Delve into the Design: With Marie Smyckova

"Over coffee & conversation, we sat down with Marie, design director at ODonnell ONeill to dive into the detail of design"


Can you describe the overarching design concept and inspiration behind The Leinster?  

The hotel is located in a very beautiful, old Georgian part of Dublin, adjoining the Merrion square. This area has a rich history going back through a succession of eras and this past was the spark to creating a hotel with multifaceted and sophisticated interiors and a cosmopolitan feel. It’s symmetry , sleek geometrics and graciously proportioned interiors give a refined, timeless aesthetic. It has a sense of simple beauty within a stylized interior.

During the organic design process we took inspiration from bold modern patterns, tactile materials and interesting veining in marbles, always adding more layers of visual interest. The overall design leans into the architecture and history of the surrounding area, the elegance and vibrancy of those times to create a story within the space.


What unique architectural elements have been incorporated into the hotel's design? 
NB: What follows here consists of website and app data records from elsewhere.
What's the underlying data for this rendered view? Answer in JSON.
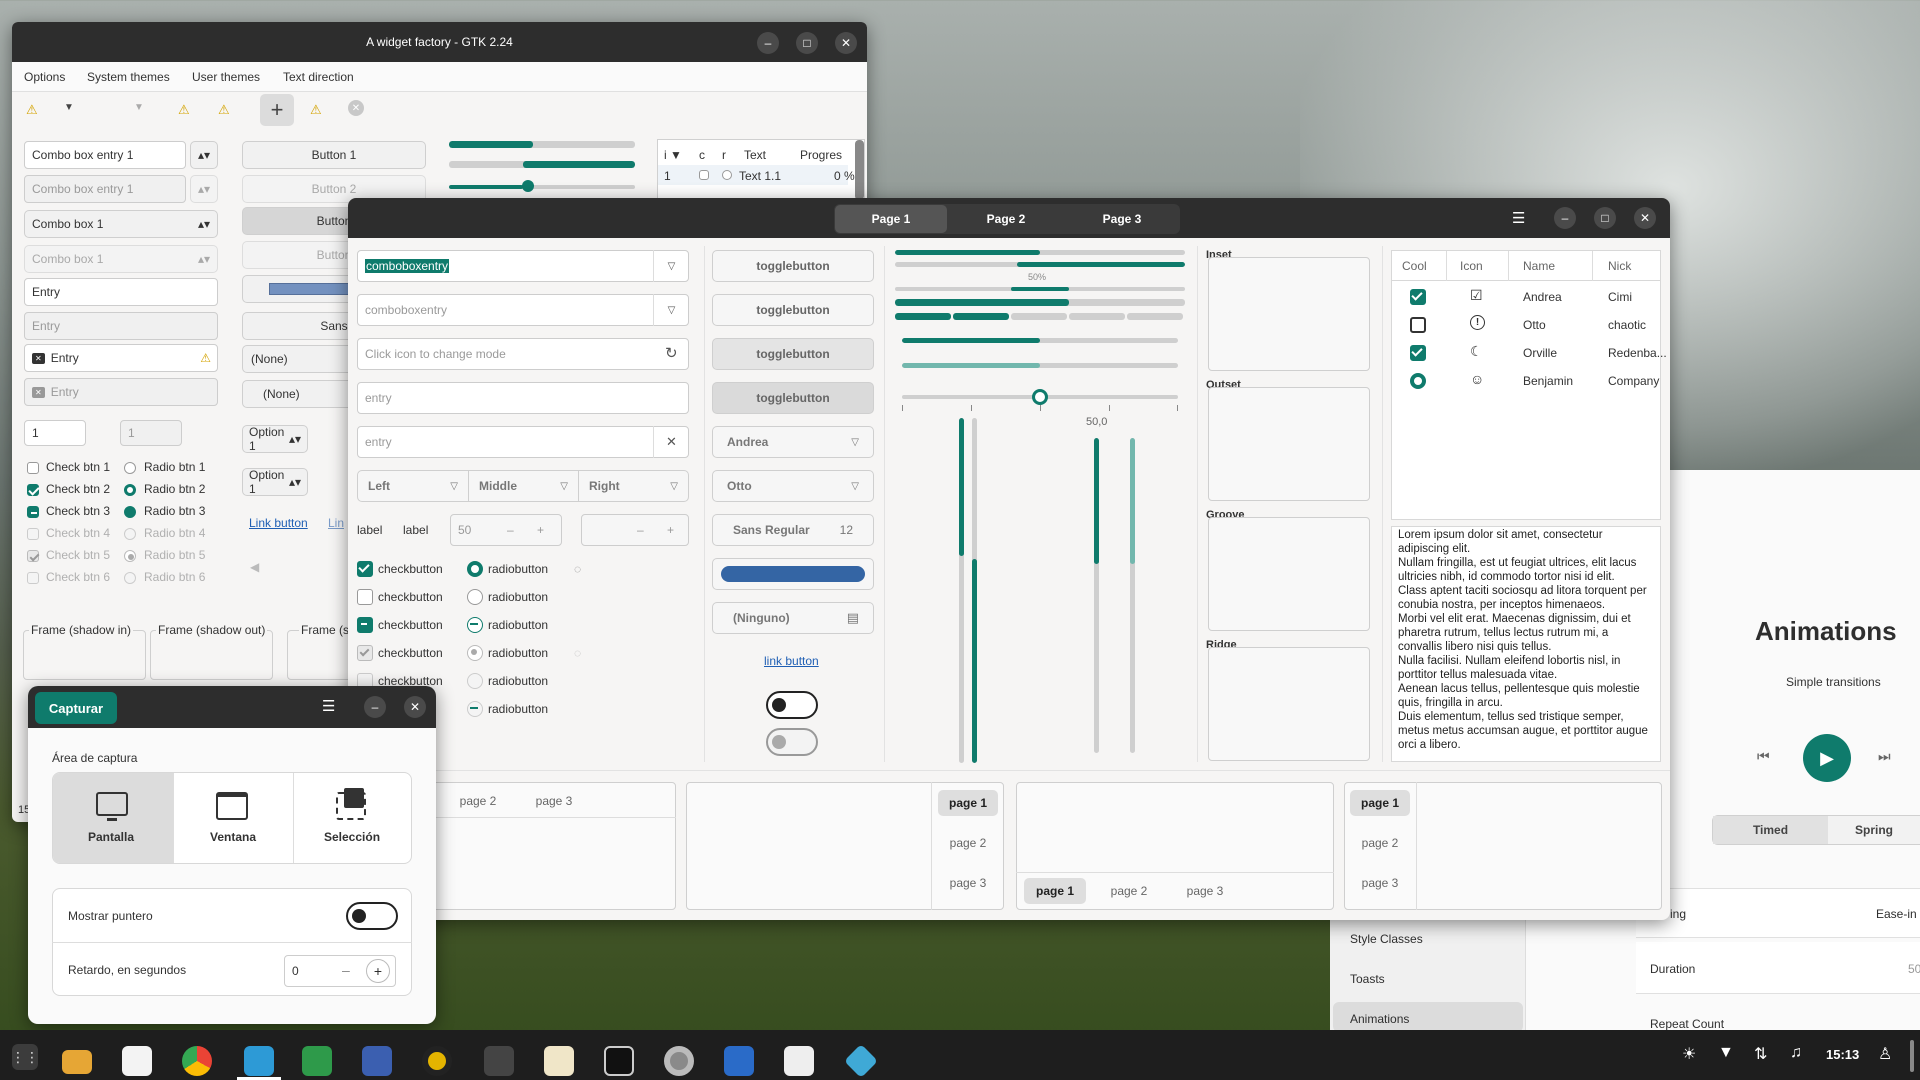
{
  "colors": {
    "accent": "#0f7b6c",
    "blue": "#3465a4",
    "dark": "#2d2d2d"
  },
  "gtk2": {
    "title": "A widget factory - GTK 2.24",
    "menu": [
      "Options",
      "System themes",
      "User themes",
      "Text direction"
    ],
    "combo_entry_1": "Combo box entry 1",
    "combo_entry_1_dis": "Combo box entry 1",
    "combo_box_1": "Combo box 1",
    "combo_box_1_dis": "Combo box 1",
    "entry": "Entry",
    "entry_dis": "Entry",
    "entry_icon": "Entry",
    "entry_icon_dis": "Entry",
    "spin1": "1",
    "spin2": "1",
    "checks": [
      "Check btn 1",
      "Check btn 2",
      "Check btn 3",
      "Check btn 4",
      "Check btn 5",
      "Check btn 6"
    ],
    "radios": [
      "Radio btn 1",
      "Radio btn 2",
      "Radio btn 3",
      "Radio btn 4",
      "Radio btn 5",
      "Radio btn 6"
    ],
    "buttons": [
      "Button 1",
      "Button 2",
      "Button",
      "Button"
    ],
    "font_btn": "Sans",
    "none1": "(None)",
    "none2": "(None)",
    "option1": "Option 1",
    "option2": "Option 1",
    "link1": "Link button",
    "link2": "Lin",
    "frames": [
      "Frame (shadow in)",
      "Frame (shadow out)",
      "Frame (s"
    ],
    "tree_headers": [
      "i",
      "c",
      "r",
      "Text",
      "Progres"
    ],
    "tree_row": {
      "i": "1",
      "text": "Text 1.1",
      "progress": "0 %"
    },
    "status": "15"
  },
  "gtk4": {
    "tabs": [
      "Page 1",
      "Page 2",
      "Page 3"
    ],
    "combo_entry": "comboboxentry",
    "combo_entry_ph": "comboboxentry",
    "mode_ph": "Click icon to change mode",
    "entry_ph1": "entry",
    "entry_ph2": "entry",
    "linked": [
      "Left",
      "Middle",
      "Right"
    ],
    "label1": "label",
    "label2": "label",
    "spin": "50",
    "checkbox": "checkbutton",
    "radio": "radiobutton",
    "toggles": [
      "togglebutton",
      "togglebutton",
      "togglebutton",
      "togglebutton"
    ],
    "combo_andrea": "Andrea",
    "combo_otto": "Otto",
    "font": "Sans Regular",
    "font_size": "12",
    "file": "(Ninguno)",
    "link": "link button",
    "pct": "50%",
    "scale_val": "50,0",
    "frames": [
      "Inset",
      "Outset",
      "Groove",
      "Ridge"
    ],
    "list_headers": [
      "Cool",
      "Icon",
      "Name",
      "Nick"
    ],
    "list": [
      {
        "name": "Andrea",
        "nick": "Cimi",
        "icon": "check-circle-icon"
      },
      {
        "name": "Otto",
        "nick": "chaotic",
        "icon": "alert-icon"
      },
      {
        "name": "Orville",
        "nick": "Redenba...",
        "icon": "weather-icon"
      },
      {
        "name": "Benjamin",
        "nick": "Company",
        "icon": "face-icon"
      }
    ],
    "lorem": "Lorem ipsum dolor sit amet, consectetur adipiscing elit.\nNullam fringilla, est ut feugiat ultrices, elit lacus ultricies nibh, id commodo tortor nisi id elit.\nClass aptent taciti sociosqu ad litora torquent per conubia nostra, per inceptos himenaeos.\nMorbi vel elit erat. Maecenas dignissim, dui et pharetra rutrum, tellus lectus rutrum mi, a convallis libero nisi quis tellus.\nNulla facilisi. Nullam eleifend lobortis nisl, in porttitor tellus malesuada vitae.\nAenean lacus tellus, pellentesque quis molestie quis, fringilla in arcu.\nDuis elementum, tellus sed tristique semper, metus metus accumsan augue, et porttitor augue orci a libero.",
    "nb_tabs": [
      "page 1",
      "page 2",
      "page 3"
    ]
  },
  "capture": {
    "title": "Capturar",
    "area_label": "Área de captura",
    "modes": [
      "Pantalla",
      "Ventana",
      "Selección"
    ],
    "show_pointer": "Mostrar puntero",
    "delay": "Retardo, en segundos",
    "delay_val": "0"
  },
  "demo": {
    "title": "Animations",
    "subtitle": "Simple transitions",
    "tabs": [
      "Timed",
      "Spring"
    ],
    "sidebar": [
      "Style Classes",
      "Toasts",
      "Animations"
    ],
    "rows": [
      {
        "label": "ing",
        "value": "Ease-in"
      },
      {
        "label": "Duration",
        "value": "50"
      },
      {
        "label": "Repeat Count",
        "value": ""
      }
    ]
  },
  "taskbar": {
    "time": "15:13"
  }
}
The original part of the façade was retained and incorporated into a stunningly detailed, bespoke, sculptural back bar design. We approached Nolan’s Group, whom with their extensive experience and expertise in bespoke tiles and glazing, helped us create a dramatic focal point that gives the space very unique feel.
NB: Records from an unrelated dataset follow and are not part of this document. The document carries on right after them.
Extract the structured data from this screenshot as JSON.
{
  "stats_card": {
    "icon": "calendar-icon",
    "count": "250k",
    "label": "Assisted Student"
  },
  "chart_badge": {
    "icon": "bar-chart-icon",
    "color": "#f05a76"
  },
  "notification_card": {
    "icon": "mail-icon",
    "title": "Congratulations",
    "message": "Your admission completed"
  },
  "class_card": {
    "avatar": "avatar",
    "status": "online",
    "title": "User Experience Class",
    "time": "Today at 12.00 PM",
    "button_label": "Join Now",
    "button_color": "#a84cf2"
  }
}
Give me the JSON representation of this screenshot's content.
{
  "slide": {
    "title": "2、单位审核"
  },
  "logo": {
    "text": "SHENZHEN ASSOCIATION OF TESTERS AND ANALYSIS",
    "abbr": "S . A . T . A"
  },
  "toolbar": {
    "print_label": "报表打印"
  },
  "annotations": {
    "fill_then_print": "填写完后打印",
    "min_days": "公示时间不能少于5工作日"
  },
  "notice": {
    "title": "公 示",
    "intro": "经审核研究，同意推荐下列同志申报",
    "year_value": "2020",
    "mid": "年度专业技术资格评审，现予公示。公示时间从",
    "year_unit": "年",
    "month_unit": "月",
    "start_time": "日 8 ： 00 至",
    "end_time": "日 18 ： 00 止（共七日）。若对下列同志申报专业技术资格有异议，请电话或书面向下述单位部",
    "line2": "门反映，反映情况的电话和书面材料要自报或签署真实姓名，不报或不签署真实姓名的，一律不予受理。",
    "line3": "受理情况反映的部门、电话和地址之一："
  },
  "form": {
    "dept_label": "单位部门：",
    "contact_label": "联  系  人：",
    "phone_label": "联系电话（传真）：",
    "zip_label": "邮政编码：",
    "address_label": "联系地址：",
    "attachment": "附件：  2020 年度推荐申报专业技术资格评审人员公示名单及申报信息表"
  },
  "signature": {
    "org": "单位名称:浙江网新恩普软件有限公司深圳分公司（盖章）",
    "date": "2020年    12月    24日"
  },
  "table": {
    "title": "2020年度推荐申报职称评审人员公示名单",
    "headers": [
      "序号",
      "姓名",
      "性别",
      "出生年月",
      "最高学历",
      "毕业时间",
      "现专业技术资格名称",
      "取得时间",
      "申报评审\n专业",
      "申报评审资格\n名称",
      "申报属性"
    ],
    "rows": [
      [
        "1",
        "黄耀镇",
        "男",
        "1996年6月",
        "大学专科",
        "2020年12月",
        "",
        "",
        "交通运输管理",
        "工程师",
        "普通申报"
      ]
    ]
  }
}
Could you highlight some of the key features and amenities that sets The Leinster apart from the other hotels within The Dean Hotel Group?

The Leinster has a very luxurious 5 star hotel feel. Through curating materials, textiles, patterns and art we created and overall look that feels it has been cultivated overtime. We paid a lot of attention to detail in designing all the cabinetry and materials selection to ensure all the spaces are well considered providing every comfort possible to all the guests.

What materials and colour palettes have been chosen? Could you kindly summarise the style? 

We aimed to create a multifaceted interior within the hotel, we wanted a space that’s instantly inviting but also alive with art, culture and modernity. The style is classical contemporary with sleek geometric and stylized forms. The palette is sophisticated, warm and rich with many added layers of dramatic graphic shapes and patterns.

Throughout the process of curating the individual materials we considered how we balance the softness of the shapes and textiles with the smooth surfaces of metals and marbles. We always bring them together into the space and consider hot the natural and artificial light hits the surfaces creating different moods and energy throughout the day.

Can you share some details about the room designs?  

Elegant, sophisticated but comfortable interiors with pops of bold colour. Combination of strong flowing shapes and graphic patterns create a balanced harmony within the room. Bespoke designed, detailed cabinetry is upholstered in tactile velvets adding luxurious feel.

Can you share some details about the design of the rooftop & The Collins club? 

Jean – Georges on the Rooftop: A classical French brasserie type interior with white panelled walls and mesmerizing pink marble bar front. Bespoke light fittings evoking intimate atmosphere and setting tone for the space. Tactile mohair and leather upholstered furniture are grounding the interior while adding sense of luxurious comfort.  

The Collins Club: The entrance area and bar are unique and elegant spaces with a relaxed and welcoming cosmopolitan feel. They are inspiring and dynamic interiors with beautifully curated artwork throughout. The graphic shapes are bold with modern colours and motifs that are balanced by tactile textiles and delicate details. 



The timelessness of the design is the biggest contributor to sustainability. We aimed to create interiors that will stand the test of ever changing trends. 


Other News At The Leinster

A Nod to the Neighbourhood

For the love of Art: The Leinster Art Collection

Introducing Jean-Georges